Shell has also used ProntoForms in inspection reporting. Manual inspections and reporting offshore previously took weeks. Inspectors would jot down notes, take countless photos, and return to the office to prepare a report, which itself could take weeks. With the app, all of this is done immediately on site.
Petronas’ Digital Case Studies
Petronas has published several digitally-themed papers since beginning its organization wide digital strategy in 2017, sharing its learnings and experiences in applying the technology.
In OTC 28591, the company outlines how to become a “data-driven organization,” emphasizing the importance of having the “right” data as opposed to merely hoarding petabytes of data that are mostly indecipherable. Data collection methods should be determined—ideally most would be automated—and data should be easily shared and searched by selected parties within an organization, the paper said. When paired with the appropriate domain experts, this will drive better insights from analytics.
Through an ideation workshop, the company came up with the Petronas Remote Monitoring & Predictive Diagnostics Centre (PRMPDC) to monitor, perform analytics, and offer solutions for its plant assets. Four plants were incorporated into the RMPDC pilot, including its 30-million tonnes/annum Malaysia LNG complex and facilities serving three offshore oil fields. Predictive failure models and prescriptive analytics helped improve asset performance, resulting in more than $20 million in value created in just 4 months vs. less than $1 million spent.
Quality sensor data were critical in Petronas’ implementation of a method to measure well activity performance, detailed in SPE 192835, supplementing the Petronas Digital Collaboration Centre, a decision-support platform for monitoring operational and safety issues during drilling. The company developed an artificial intelligence tool to assess performance in near-real time, allowing for adjustments to be made as a well is drilled.
Petronas also reported cost savings in SPE 195064 through deployment of its Virtual Workstation (VW) that improved the performance of petroleum engineering technical software, namely for the Petrel platform, in the company’s subsurface department. The VW brought together software and data into a single data center, allowing engineers virtual access through the company’s intranet.

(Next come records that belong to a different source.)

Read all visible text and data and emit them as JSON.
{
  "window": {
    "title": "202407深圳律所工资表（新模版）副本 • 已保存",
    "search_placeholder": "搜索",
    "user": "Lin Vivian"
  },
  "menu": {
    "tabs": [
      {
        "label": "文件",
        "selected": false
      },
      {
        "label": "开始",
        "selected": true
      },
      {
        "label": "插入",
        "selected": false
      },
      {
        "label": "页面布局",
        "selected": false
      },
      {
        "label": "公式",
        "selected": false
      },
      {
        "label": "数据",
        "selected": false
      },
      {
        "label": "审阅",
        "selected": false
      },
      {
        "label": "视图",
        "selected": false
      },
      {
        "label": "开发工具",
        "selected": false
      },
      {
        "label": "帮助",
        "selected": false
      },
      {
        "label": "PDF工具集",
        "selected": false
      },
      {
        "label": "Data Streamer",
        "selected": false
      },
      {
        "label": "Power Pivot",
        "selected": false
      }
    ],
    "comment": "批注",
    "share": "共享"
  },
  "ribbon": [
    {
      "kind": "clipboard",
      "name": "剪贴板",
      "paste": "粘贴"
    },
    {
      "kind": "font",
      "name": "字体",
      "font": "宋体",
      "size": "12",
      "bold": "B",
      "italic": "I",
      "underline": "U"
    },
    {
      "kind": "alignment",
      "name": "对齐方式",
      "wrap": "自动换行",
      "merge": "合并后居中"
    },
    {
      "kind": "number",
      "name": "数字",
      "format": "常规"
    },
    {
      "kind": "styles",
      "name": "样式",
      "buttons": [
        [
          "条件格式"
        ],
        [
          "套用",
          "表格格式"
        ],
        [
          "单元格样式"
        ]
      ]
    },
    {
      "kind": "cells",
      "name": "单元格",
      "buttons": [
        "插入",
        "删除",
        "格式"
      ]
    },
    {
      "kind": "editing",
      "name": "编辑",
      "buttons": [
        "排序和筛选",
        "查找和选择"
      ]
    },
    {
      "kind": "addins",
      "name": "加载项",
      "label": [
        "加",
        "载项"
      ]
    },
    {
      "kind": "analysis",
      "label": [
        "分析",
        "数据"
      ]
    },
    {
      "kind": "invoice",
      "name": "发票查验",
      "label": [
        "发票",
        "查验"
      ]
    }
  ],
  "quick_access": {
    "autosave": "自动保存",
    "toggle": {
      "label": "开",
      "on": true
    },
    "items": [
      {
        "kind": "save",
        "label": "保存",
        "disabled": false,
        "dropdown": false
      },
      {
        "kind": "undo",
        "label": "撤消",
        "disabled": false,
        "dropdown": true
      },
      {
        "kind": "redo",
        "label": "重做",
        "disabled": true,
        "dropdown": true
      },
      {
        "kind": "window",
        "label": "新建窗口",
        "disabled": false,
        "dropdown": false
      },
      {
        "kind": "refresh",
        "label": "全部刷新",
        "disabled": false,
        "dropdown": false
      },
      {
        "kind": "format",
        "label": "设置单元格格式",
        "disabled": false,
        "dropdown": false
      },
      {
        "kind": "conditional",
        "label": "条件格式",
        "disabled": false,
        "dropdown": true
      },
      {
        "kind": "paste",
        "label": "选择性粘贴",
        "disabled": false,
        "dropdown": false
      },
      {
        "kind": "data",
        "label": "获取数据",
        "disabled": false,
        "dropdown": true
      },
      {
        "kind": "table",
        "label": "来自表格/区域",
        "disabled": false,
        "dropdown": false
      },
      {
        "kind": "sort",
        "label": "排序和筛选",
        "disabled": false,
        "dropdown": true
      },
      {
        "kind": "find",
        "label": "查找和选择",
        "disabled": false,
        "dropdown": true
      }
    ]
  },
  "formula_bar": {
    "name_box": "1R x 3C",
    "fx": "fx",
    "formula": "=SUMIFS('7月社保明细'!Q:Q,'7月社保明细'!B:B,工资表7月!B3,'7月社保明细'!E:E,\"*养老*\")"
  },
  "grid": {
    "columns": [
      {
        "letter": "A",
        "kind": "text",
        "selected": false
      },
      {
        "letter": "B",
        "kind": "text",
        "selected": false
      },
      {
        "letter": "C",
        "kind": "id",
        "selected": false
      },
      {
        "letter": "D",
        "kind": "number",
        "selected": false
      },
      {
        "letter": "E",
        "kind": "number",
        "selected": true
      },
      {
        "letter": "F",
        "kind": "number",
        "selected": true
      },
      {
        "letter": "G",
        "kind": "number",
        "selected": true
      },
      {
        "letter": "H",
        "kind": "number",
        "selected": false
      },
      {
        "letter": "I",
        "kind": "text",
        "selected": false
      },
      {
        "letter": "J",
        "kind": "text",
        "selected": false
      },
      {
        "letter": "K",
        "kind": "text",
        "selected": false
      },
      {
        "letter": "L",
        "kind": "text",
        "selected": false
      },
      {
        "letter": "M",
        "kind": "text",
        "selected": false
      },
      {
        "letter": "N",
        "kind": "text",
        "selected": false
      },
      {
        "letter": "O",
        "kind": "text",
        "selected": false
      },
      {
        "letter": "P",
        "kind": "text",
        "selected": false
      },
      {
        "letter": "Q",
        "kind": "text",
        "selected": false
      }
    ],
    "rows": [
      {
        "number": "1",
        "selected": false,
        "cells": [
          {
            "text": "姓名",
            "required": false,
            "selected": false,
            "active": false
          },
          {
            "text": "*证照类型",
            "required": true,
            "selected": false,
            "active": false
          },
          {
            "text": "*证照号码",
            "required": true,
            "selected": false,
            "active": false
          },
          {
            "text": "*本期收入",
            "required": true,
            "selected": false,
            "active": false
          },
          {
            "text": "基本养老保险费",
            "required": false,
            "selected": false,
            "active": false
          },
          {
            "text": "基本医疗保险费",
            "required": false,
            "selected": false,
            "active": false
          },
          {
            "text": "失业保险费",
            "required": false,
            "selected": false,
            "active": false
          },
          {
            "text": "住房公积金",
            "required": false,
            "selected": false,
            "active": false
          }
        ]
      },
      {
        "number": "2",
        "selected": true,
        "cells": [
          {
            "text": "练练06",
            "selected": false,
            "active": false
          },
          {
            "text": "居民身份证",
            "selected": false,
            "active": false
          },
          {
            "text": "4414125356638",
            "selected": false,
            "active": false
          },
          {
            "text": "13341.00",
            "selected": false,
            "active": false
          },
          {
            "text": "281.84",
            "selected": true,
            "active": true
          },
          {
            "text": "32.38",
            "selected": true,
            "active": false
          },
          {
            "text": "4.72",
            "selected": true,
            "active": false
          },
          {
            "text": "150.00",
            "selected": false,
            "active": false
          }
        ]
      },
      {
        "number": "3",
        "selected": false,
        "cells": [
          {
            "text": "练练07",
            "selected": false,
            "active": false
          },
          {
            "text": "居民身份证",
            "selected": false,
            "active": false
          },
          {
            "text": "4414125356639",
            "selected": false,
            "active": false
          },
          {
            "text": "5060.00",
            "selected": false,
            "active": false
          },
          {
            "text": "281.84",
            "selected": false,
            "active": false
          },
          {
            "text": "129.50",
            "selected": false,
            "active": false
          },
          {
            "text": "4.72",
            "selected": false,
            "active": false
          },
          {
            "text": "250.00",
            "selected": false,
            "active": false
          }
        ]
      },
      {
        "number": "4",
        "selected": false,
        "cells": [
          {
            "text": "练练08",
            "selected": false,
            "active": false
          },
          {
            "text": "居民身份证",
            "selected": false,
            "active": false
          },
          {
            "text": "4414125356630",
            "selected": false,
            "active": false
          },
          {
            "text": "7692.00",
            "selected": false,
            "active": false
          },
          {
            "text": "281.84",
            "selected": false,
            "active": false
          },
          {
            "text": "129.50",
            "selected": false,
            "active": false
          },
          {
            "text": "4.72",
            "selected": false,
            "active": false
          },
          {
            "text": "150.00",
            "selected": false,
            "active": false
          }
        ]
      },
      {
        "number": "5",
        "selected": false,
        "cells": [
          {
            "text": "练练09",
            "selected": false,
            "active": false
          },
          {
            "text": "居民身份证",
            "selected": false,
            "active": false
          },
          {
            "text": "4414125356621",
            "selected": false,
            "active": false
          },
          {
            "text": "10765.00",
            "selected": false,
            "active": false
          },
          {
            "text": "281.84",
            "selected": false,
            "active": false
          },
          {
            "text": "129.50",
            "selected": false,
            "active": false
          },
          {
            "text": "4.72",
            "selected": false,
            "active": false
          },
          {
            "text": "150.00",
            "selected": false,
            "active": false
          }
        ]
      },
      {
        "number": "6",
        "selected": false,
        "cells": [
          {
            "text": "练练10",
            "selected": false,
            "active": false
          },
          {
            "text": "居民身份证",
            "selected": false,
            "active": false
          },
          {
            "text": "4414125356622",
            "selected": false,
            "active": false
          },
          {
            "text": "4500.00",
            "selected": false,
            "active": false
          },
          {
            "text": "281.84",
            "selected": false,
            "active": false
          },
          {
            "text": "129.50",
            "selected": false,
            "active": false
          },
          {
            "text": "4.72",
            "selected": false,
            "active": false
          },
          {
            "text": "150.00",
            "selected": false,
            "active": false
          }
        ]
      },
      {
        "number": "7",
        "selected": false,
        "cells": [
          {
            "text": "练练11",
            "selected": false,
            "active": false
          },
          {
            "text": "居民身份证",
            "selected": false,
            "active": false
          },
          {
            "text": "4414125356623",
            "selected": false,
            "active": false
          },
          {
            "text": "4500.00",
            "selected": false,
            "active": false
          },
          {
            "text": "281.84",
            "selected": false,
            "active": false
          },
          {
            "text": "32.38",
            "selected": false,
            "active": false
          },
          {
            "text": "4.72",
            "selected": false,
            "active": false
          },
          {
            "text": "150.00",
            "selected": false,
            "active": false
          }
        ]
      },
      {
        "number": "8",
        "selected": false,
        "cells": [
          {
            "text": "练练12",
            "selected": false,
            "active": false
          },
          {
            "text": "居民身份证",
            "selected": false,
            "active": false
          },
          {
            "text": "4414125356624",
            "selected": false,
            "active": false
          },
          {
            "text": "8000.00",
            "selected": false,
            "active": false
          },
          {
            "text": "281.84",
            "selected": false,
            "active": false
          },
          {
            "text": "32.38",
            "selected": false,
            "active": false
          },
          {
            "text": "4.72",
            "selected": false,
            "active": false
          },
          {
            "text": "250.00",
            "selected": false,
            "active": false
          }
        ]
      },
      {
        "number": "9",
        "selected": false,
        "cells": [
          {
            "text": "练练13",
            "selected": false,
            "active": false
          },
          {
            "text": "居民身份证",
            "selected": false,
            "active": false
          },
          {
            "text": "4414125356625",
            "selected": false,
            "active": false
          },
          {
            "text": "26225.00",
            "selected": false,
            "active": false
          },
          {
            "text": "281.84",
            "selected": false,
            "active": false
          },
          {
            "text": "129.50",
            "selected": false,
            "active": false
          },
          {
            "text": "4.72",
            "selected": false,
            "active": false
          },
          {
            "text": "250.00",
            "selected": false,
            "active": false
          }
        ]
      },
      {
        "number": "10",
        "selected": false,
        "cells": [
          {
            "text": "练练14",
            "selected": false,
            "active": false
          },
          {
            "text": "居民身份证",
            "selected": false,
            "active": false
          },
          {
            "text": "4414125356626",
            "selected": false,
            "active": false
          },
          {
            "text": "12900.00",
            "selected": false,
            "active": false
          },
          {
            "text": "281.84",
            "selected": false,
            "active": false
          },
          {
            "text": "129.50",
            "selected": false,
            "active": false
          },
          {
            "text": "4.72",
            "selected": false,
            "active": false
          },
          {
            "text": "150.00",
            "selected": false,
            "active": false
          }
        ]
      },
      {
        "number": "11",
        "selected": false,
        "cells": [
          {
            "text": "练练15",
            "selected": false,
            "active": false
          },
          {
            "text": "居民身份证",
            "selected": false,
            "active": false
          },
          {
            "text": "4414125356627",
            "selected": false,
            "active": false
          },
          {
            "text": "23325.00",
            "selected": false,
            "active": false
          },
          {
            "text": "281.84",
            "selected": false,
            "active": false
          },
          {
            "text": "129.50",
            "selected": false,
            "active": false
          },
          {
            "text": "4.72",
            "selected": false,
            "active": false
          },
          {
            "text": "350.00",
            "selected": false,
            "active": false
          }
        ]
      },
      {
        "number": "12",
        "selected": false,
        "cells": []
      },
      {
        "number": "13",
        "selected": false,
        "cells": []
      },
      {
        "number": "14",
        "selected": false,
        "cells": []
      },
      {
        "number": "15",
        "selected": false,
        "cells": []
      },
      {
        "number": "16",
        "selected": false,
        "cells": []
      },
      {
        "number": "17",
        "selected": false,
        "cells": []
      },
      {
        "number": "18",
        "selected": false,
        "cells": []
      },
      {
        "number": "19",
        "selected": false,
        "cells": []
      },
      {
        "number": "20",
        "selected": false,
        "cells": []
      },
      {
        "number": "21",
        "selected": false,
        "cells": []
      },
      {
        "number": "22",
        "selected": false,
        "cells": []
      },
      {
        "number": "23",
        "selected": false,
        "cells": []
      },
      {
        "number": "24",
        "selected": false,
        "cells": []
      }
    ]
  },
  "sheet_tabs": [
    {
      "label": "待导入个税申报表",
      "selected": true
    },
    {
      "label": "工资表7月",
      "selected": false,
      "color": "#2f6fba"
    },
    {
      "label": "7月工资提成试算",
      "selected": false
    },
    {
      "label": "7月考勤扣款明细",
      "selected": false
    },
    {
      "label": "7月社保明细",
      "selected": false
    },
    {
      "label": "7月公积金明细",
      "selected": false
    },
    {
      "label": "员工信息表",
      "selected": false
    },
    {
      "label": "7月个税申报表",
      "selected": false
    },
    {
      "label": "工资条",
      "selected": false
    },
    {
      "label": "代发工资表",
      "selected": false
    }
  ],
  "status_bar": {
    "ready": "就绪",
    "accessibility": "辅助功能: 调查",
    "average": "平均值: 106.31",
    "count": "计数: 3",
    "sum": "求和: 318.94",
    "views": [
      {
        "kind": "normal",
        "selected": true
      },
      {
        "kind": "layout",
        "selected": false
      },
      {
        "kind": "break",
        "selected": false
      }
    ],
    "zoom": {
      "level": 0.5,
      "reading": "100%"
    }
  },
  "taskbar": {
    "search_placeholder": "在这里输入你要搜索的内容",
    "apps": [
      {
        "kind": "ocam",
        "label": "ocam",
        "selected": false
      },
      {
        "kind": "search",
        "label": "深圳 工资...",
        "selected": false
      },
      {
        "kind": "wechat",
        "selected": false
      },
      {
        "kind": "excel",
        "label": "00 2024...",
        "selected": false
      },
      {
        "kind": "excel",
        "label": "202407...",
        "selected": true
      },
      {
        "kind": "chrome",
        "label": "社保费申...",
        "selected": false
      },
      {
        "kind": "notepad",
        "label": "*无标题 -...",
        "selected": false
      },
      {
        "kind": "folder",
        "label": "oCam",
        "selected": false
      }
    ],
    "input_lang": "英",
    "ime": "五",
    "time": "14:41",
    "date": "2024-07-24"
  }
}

Following a proof of concept phase in which static model compatibility tests were conducted in Petrel, the organization scaled up the program to 40 users. As a result, the company was able to hold on to around $280,000 previously dedicated to IT infrastructure.